New Delhi: “You are requested to sympathetically review the enclosed application and refund the money spent on the treatment.”
That is an excerpt from a letter sent on March 1, from the office of health minister J.P. Nadda, to Naresh Trehan, chairman of Medanta Hospital. The letter was on the letter head of Om Prakash Sharma, additional private secretary to Nadda.
In 20 days, Medanta hospital processed a refund of Rs 15.6 lakh to Gopendra Singh Parmar, whose son Shourya Pratap died of dengue while admitted to Medanta Hospital in Gurgaon, last November.
When Gopendra met Medanta administrators this month, they told him they would refund his money, but on one condition – he would have to withdraw the police complaint he had filed against the hospital’s treatment, and give them his word in writing. Gopendra had alleged that doctors were negligent and that he had been overcharged.
Gopendra signed a Medanta document agreeing to withdraw his complaint. In exchange, he was given a cheque for Rs 15.6 lakh.
The health ministry’s letter tries to justify its out-of-turn request by saying, “The person is from a very poor family and keeping in mind the untimely death of their son and the trauma…”
This is not standard practice for a Union Ministry whose role is to, in fact, put in place public policy that will impact the public at large and not intercede on one-off cases of aggrieved families.
The letter shows the health ministry taking an arbitrary and out-of-turn action to financially help a single patient who was in distress. The health ministry acted on this as a BJP MP from Rajasthan, Manoj Rajoria, contacted the ministry asking for their attention on the matter.
While Rajoria was looking out for Gopendra, one of his constituents, the health ministry’s actions raise questions about why the ministry is instead not enacting wider reform on the issue of quality and pricing in private medical care, which has dogged the news for months. It also raises questions about Medanta – if they did not neglect or overcharge the patient, why are they refunding money and buying their impunity? Also importantly, will the health ministry and Medanta do this for other individual patients in distress or is this a special case?
“If we had pursued a legal case, we would have been living on the street.”
“I got a first hand opportunity to see how corrupt the system is. See my situation, where I have written to everyone in this country, from the prime minister and below, for help. We saw how justice works in this country,” says Gopendra.
Gopendra and his family live in Dholpur, Rajasthan. In addition to the set back of Rs 15.6 lakh from his son’s medical expenses, he hasn’t been able to work himself – following up on his son’s case with various authorities has had him travelling to and from Delhi instead.
“If we [had] pursued a legal case, we would have been living on the street,” he says.

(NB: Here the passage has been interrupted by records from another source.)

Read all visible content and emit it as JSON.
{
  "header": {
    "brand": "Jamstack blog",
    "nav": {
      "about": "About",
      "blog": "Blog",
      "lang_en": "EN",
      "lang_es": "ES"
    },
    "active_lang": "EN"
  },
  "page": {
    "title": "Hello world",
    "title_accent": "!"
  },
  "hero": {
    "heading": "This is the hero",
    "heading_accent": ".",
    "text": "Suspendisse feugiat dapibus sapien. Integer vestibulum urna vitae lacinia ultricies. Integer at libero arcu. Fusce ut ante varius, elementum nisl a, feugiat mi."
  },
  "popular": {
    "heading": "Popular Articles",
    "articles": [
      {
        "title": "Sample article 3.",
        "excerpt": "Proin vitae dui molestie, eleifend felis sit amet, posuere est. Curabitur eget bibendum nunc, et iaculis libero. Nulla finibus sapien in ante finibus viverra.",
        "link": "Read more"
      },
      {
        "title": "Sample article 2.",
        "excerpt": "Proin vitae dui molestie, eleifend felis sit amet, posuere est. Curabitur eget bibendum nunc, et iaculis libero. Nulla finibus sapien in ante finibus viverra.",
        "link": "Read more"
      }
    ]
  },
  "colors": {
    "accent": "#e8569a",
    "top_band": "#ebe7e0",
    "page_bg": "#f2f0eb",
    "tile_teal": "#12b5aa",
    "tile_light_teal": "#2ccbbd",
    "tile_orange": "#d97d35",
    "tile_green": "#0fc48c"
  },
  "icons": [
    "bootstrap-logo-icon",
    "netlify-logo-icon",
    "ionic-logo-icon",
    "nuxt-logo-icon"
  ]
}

He and his family are not well off. He worked as a life insurance agent, and he and his wife get by on the commission he makes. He had not taken a medical insurance policy for his son Shourya. “I saw how much difficulty people had in actually getting any medical claims back. I decided not to deal in health insurance and only life insurance,” he reasons.
He repeatedly thanks his parliamentarian Manoj Rajoria, for stepping in to rescue his family from their distress. “I never asked for a compensation and I don’t feel happy about taking this compensation over the death of my first son. But the medical expenses and the months of not working after that has really affected us,” he says. “A longer legal fight would have meant more expenses. Our son is gone but this compensation will at least prevent us from further ruin.”
Why is Medanta buying people’s silence and the health ministry taking arbitrary action?
Naresh Trehan, chairman of Medanta, picked up The Wire’s phone calls, but repeatedly hung up without speaking. Medanta’s corporate communications staff did the same.
The health ministry also did not reply to The Wire’s emails on this matter.
Although Gopendra’s son died in November, till date he has not been able to file an FIR with the police. With difficulty, he only managed to file a police complaint. But even so, a “withdrawal” of a criminal complaint following settlements is a concerning practise.
“It is not legal for people to be asking for complaints or FIRs to be withdrawn. Once a criminal complaint is lodged, it is a matter which is against the state. The police has to register an FIR here, the state has to investigate, prosecute and close. The complainant themselves cannot close or be made to close [the case], only the court can close a case” says Jai Dehadrai, a lawyer based in Delhi.
Dehadrai is also representing another bereaved parent – Jayant Singh – whose seven year-old daughter died last year at Fortis hospital and left the parents with a similar bill of Rs 16 lakh. Jayant has filed a writ petition in the Supreme Court this month, which has called for larger institutional reforms.
“If the police accept a withdrawal of cases or if it turns out that the government has been involved in negotiating withdrawals, it would be a clear case of corruption and obstruction of justice,” says Dehadrai.
“It is an unconditionally good thing that late Shourya’s family was refunded the bill amount. However, we need an enduring solution to the problem of exploitation by private hospitals so other patients don’t have to depend on anybody’s largesse,” says Malini Aisola who has been working on patient-issues with the All India Drug Action Network.
Instead of arbitrary actions, the government should take action to implement ceiling rates on healthcare, says Aisola. This is already mandated under the rules of the Clinical Establishment Act.